Love Reading UK, June 20, 2021

Review by Paul Blezard

A powerful story of a refugee exiled by war and trapped in a Malaysian airport by geopolitics, with a cellphone his only tool and publicity his only hope.

When the opening line of a personal account starts “For those of us who leave our country for a better future, memory stands still.” you know that you are in the hands of a writer who has a hinterland, both geographic and experiential. Hassan Al Kontar is such a writer.

Bright, brave and boundless in his desire for escape; from compulsory Syrian military service and an uncivil war, then from entrapment in Kuala Lumpur airport, Al Kontar tells a tale of determination and courage that encompasses so much more.

He seasons his story with perceptive and astute observations, from how the Gulf States have fuelled extraordinary growth to how to marshal the global power of social media and the world’s press. He charts his journey from his familial Syrian home with its olive grove, almond trees and grapevines, through Emirati workplaces and police cells, via various flights to the ‘refused entry’ that results in his being visa-less, stateless and unwanted in Malaysia. He also records the useless futility of those we imagine to have the power to offer him salvation.

This is not the glossy Tom Hanks The Terminal movie version of airport ensnarement. This is the real, “bright young man in an impossible situation” version, complete with hellish “Catch-22 meets Orwellian system” scenes, the complete and shameful “failure of international humanitarian agencies” subtext and with Canadians and Canada as the heroes of the piece.

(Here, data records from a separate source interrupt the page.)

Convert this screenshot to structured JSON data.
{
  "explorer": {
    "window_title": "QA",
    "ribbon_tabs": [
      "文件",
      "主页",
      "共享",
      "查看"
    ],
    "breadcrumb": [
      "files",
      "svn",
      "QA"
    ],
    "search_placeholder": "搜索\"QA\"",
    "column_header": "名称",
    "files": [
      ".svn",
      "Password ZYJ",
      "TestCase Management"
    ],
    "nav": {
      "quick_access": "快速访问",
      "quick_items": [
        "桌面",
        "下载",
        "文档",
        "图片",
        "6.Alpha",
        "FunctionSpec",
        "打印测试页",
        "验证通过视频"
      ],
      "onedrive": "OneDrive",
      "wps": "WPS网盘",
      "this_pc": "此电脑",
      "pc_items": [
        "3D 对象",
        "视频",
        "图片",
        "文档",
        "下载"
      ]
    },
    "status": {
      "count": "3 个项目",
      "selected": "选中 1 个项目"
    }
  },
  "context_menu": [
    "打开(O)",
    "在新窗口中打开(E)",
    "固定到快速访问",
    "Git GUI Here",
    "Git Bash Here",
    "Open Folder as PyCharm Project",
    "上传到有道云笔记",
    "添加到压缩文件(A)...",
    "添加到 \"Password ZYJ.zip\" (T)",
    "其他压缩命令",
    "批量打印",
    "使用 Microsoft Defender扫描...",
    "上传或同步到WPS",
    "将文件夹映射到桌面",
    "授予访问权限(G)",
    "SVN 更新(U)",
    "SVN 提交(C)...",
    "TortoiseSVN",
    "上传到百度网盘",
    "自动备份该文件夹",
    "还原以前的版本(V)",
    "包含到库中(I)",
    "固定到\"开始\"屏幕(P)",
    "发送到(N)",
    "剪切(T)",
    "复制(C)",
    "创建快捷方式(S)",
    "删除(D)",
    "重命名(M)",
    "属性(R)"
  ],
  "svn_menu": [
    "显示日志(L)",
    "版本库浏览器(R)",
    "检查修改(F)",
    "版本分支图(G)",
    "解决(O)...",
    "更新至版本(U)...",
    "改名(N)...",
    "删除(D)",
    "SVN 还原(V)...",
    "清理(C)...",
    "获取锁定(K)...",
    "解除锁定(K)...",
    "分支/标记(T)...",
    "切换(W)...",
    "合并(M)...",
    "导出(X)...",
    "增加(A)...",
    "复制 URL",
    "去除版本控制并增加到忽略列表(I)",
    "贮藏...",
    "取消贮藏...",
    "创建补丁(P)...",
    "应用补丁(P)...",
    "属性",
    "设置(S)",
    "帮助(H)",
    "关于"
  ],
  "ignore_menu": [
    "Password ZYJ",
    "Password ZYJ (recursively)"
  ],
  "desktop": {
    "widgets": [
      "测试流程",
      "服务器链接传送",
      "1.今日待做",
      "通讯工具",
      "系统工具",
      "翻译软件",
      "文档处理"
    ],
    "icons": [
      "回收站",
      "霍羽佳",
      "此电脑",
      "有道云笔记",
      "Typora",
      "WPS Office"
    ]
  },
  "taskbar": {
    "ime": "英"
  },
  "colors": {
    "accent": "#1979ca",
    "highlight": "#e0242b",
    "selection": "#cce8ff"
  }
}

Al-Kontar is a wonderful young man with a wise old soul. He is also a gifted storyteller telling important truths in a hugely readable style.

Hassan Al Kontar
Man at the Airport Cover